But I digress.
The point, is that this game featured more "realistic" gameplay. It has real guns as weapons, and you're fighting the real people we're fighting in a war right now. It's very gritty, bloody, and serious.
Team Fortress 2, on the other hand, made by Valve, is one of my all time favorite games, and the only FPS I actually play. It's zany. Let me list some of the weapons this game has.
An automated turret gun.
A jar of pee.
A sniper rifle that shoots rockets.
A sword that can decapitate people, earning you more health.
A magic wrench that turns people to gold.
A gun that heals people.
A baseball bat. And a baseball.
A can of soda.
In other words, it's anything but realistic. It features a graphical style that looks like old WWII propaganda posters, the game has a wicked sense of humor and doesn't take itself too seriously. The "story" of the game is only very loosely there, and in fact has only really been revealed via the hysterical TF2 Blog. Here goes.
Zephaniah Mann had two suns, Redmond and Blutarch who fought over everything. When he died, he left his company, Mann Co. to Barnabas Hale, a good friend, and told his sons to work out the land he owned between themselves. They ended up just hiring mercanaries to fight over the things though. After a hundred or so years of that though, they were both almost dead, so they hired a guy to build them both "Not Dyin' Machines" which would keep them alive until they could get the property they both felt they rightfully deserved.
We play the mercenaries. If you are red, you kill blus. If you are blu, you kill reds. You want to gain territory/company intelligence, depending on the game.
But the really great aspect, are the characters, who they've introduced through their "Meet the Class" series of videos.
*Warning some violence and blood in video.
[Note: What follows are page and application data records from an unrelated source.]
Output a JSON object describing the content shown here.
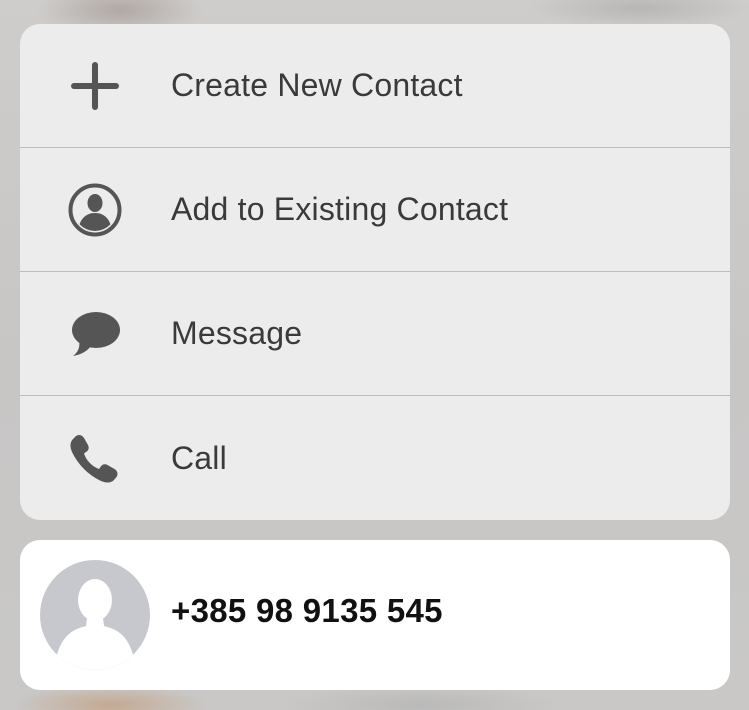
{
  "menu": {
    "items": [
      {
        "label": "Create New Contact",
        "icon": "plus-icon"
      },
      {
        "label": "Add to Existing Contact",
        "icon": "person-circle-icon"
      },
      {
        "label": "Message",
        "icon": "speech-bubble-icon"
      },
      {
        "label": "Call",
        "icon": "phone-icon"
      }
    ]
  },
  "contact": {
    "number": "+385 98 9135 545",
    "avatar_icon": "person-silhouette-icon"
  },
  "colors": {
    "menu_background": "#eeedee",
    "icon_color": "#555555",
    "text_color": "#3a3a3a",
    "avatar_background": "#c7c8cd"
  }
}
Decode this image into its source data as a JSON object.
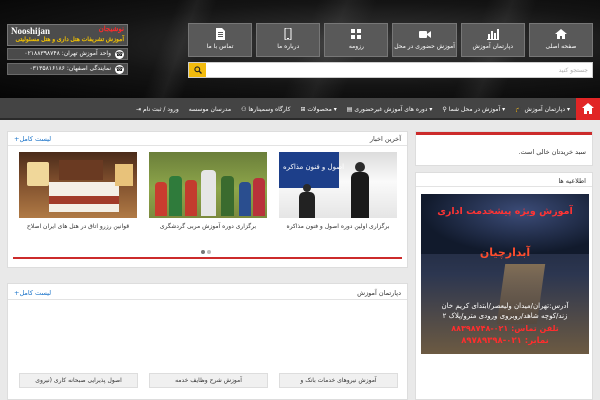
{
  "header": {
    "logo_name": "Nooshijan",
    "logo_title": "نوشیجان",
    "logo_tagline": "آموزش تشریفات هتل داری و هتل مسئولیتی",
    "branches": [
      {
        "text": "واحد آموزش تهران: ۰۲۱۸۸۳۹۸۷۴۸",
        "icon": "phone-icon"
      },
      {
        "text": "نمایندگی اصفهان: ۰۳۱۳۵۸۱۶۱۸۶",
        "icon": "phone-icon"
      }
    ],
    "nav_boxes": [
      {
        "label": "صفحه اصلی",
        "icon": "home-icon"
      },
      {
        "label": "دپارتمان آموزش",
        "icon": "bar-chart-icon"
      },
      {
        "label": "آموزش حضوری در محل",
        "icon": "video-camera-icon"
      },
      {
        "label": "رزومه",
        "icon": "grid-icon"
      },
      {
        "label": "درباره ما",
        "icon": "mobile-icon"
      },
      {
        "label": "تماس با ما",
        "icon": "document-icon"
      }
    ],
    "search_placeholder": "جستجو کنید"
  },
  "menu": {
    "home_icon": "home-icon",
    "items": [
      "دپارتمان آموزش",
      "آموزش در محل شما",
      "دوره های آموزش غیرحضوری",
      "محصولات",
      "کارگاه وسمینارها",
      "مدرسان موسسه",
      "ورود / ثبت نام"
    ]
  },
  "news": {
    "title": "آخرین اخبار",
    "more_link": "+لیست کامل",
    "items": [
      {
        "caption": "برگزاری اولین دوره اصول و فنون مذاکره",
        "overlay": "اصول و فنون مذاکره"
      },
      {
        "caption": "برگزاری دوره آموزش مربی گردشگری"
      },
      {
        "caption": "قوانین رزرو اتاق در هتل های ایران اصلاح"
      }
    ]
  },
  "department": {
    "title": "دپارتمان آموزش",
    "more_link": "+لیست کامل",
    "courses": [
      "آموزش نیروهای خدمات بانک و",
      "آموزش شرح وظایف خدمه",
      "اصول پذیرایی صبحانه کاری (نیروی"
    ]
  },
  "cart": {
    "text": "سبد خریدتان خالی است."
  },
  "notices": {
    "title": "اطلاعیه ها",
    "ad_lines": [
      "آموزش ویژه پیشخدمت اداری",
      "آبدارچیان",
      "آدرس:تهران/میدان ولیعصر/ابتدای کریم خان",
      "زند/کوچه شاهد/روبروی ورودی مترو/پلاک ۲",
      "تلفن تماس: ۰۲۱-۸۸۳۹۸۷۴۸",
      "نمابر: ۰۲۱-۸۹۷۸۹۳۹۸"
    ]
  }
}
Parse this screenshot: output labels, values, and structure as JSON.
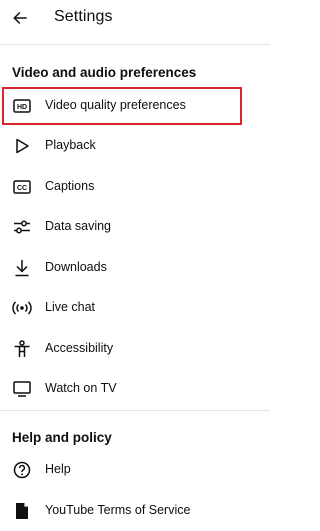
{
  "header": {
    "title": "Settings",
    "back_icon": "arrow-left-icon"
  },
  "sections": [
    {
      "title": "Video and audio preferences",
      "items": [
        {
          "label": "Video quality preferences",
          "icon": "hd-icon",
          "highlighted": true
        },
        {
          "label": "Playback",
          "icon": "play-outline-icon"
        },
        {
          "label": "Captions",
          "icon": "captions-icon"
        },
        {
          "label": "Data saving",
          "icon": "sliders-icon"
        },
        {
          "label": "Downloads",
          "icon": "download-icon"
        },
        {
          "label": "Live chat",
          "icon": "live-broadcast-icon"
        },
        {
          "label": "Accessibility",
          "icon": "accessibility-person-icon"
        },
        {
          "label": "Watch on TV",
          "icon": "tv-icon"
        }
      ]
    },
    {
      "title": "Help and policy",
      "items": [
        {
          "label": "Help",
          "icon": "help-circle-icon"
        },
        {
          "label": "YouTube Terms of Service",
          "icon": "document-icon"
        }
      ]
    }
  ],
  "colors": {
    "highlight_border": "#d9262c",
    "text": "#0f0f0f",
    "divider": "#e5e5e5"
  }
}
Highly stylized and exaggerated though.*
The game is anything but realistic, but it is incredibly fun.
The point is, realism does not equal good.
Now don't get me wrong, I'm not against realism in games. But it's certainly not needed. There is a lot to be done before "realism" is perfected. And once it is... What's the point? I don't understand why realism should be so important. You know what's realistic? Real life. When I play games, I don't want realism all the time. Sometimes I just want to have fun.